That is also what I believe has made it so easy for others to come on board and feel loved and accepted as well.
That is also what I believe enables us to push each other to be better, to do better, to work hard, to work smart, and to be accountable to each other, to our clients, and ultimately to humanity.
We, each of us, genuinely want the best for each other, and for humanity. We hire good people, with good hearts, because our core values expect nothing less.
Anything I do for my team, I do without one begrudging bone in my body. I do these things gladly because I love them and want them to be the best they can be in their career and in life.
I want them to know that I look at them as my second family… and if someone knows me, then they know how much I love my family.
We all work together so that we can take care of our families.
We count on each other, each and every one of us for our continued subsistence and ability to provide.

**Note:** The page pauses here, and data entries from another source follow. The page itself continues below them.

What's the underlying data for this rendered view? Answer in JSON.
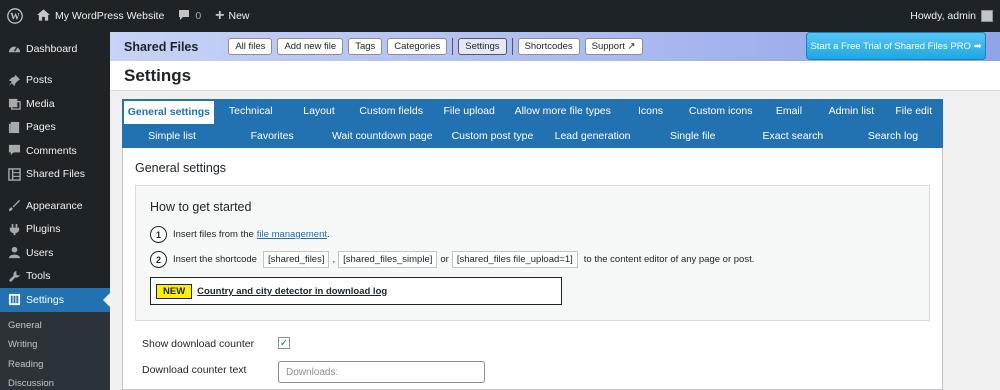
{
  "adminbar": {
    "site_name": "My WordPress Website",
    "comments_count": "0",
    "new_label": "New",
    "howdy": "Howdy, admin"
  },
  "sidebar": {
    "items": [
      {
        "label": "Dashboard",
        "icon": "dashboard-icon"
      },
      {
        "label": "Posts",
        "icon": "pin-icon"
      },
      {
        "label": "Media",
        "icon": "media-icon"
      },
      {
        "label": "Pages",
        "icon": "pages-icon"
      },
      {
        "label": "Comments",
        "icon": "comment-icon"
      },
      {
        "label": "Shared Files",
        "icon": "files-icon"
      },
      {
        "label": "Appearance",
        "icon": "brush-icon"
      },
      {
        "label": "Plugins",
        "icon": "plugin-icon"
      },
      {
        "label": "Users",
        "icon": "user-icon"
      },
      {
        "label": "Tools",
        "icon": "wrench-icon"
      },
      {
        "label": "Settings",
        "icon": "settings-icon"
      }
    ],
    "submenu": [
      "General",
      "Writing",
      "Reading",
      "Discussion"
    ]
  },
  "plugin_header": {
    "brand": "Shared Files",
    "nav": [
      "All files",
      "Add new file",
      "Tags",
      "Categories",
      "Settings",
      "Shortcodes",
      "Support ↗"
    ],
    "pro_button": "Start a Free Trial of Shared Files PRO ➡"
  },
  "page_title": "Settings",
  "tabs_row1": [
    "General settings",
    "Technical",
    "Layout",
    "Custom fields",
    "File upload",
    "Allow more file types",
    "Icons",
    "Custom icons",
    "Email",
    "Admin list",
    "File edit"
  ],
  "tabs_row2": [
    "Simple list",
    "Favorites",
    "Wait countdown page",
    "Custom post type",
    "Lead generation",
    "Single file",
    "Exact search",
    "Search log"
  ],
  "section_title": "General settings",
  "howto": {
    "title": "How to get started",
    "step1_num": "1",
    "step1_text": "Insert files from the",
    "step1_link": "file management",
    "step1_end": ".",
    "step2_num": "2",
    "step2_text": "Insert the shortcode",
    "code1": "[shared_files]",
    "comma": ",",
    "code2": "[shared_files_simple]",
    "or": "or",
    "code3": "[shared_files file_upload=1]",
    "step2_end": "to the content editor of any page or post.",
    "new_badge": "NEW",
    "new_link": "Country and city detector in download log"
  },
  "fields": {
    "show_counter_label": "Show download counter",
    "show_counter_checked": true,
    "counter_text_label": "Download counter text",
    "counter_text_placeholder": "Downloads:"
  },
  "colors": {
    "wp_blue": "#2271b1",
    "adminbar_bg": "#1d2327",
    "new_yellow": "#ffef00"
  }
}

I purposely invest in people and culture instead of just trying to do everything to maximize profits and pad my own pockets for some short-term get rich scheme.
My goal is not to get rich quick. My goal is to make the people who work with me rich.

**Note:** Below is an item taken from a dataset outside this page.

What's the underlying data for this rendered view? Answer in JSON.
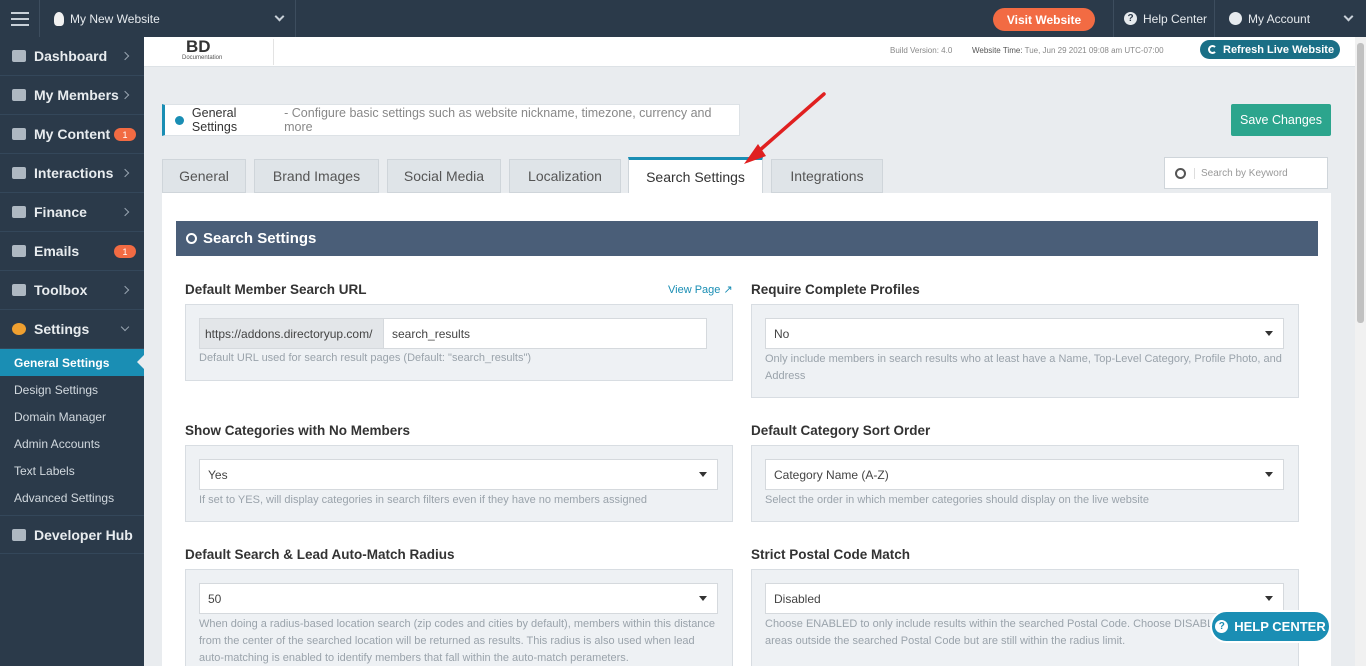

In the meantime, I want to make an impact on the world.
A company that makes tons of money but has no culture or character is a dime a dozen. But a company that improves the lives of the people who work there is a unicorn.
You only hear about unicorns being companies that make billions and the shareholders make out like bandits. I believe a true unicorn is a company that can create and maintain a good culture throughout the life of the business.
No one ever gets to the end of their life and says they wish they had more money. Never. But many people get to the end of their life and wish they had impacted more people, had a better family life, had more friends, or had been a part of something bigger than themselves.
I look at our culture, and I think, I want to make this a place in which if anyone ever leaves, and once the honeymoon is over at a new place, they will look back and long for the days at Lemonade Stand.
Maybe we can’t make that experience for everyone, but I sure hope to try.
Our company culture is everything.
Your’s should be too!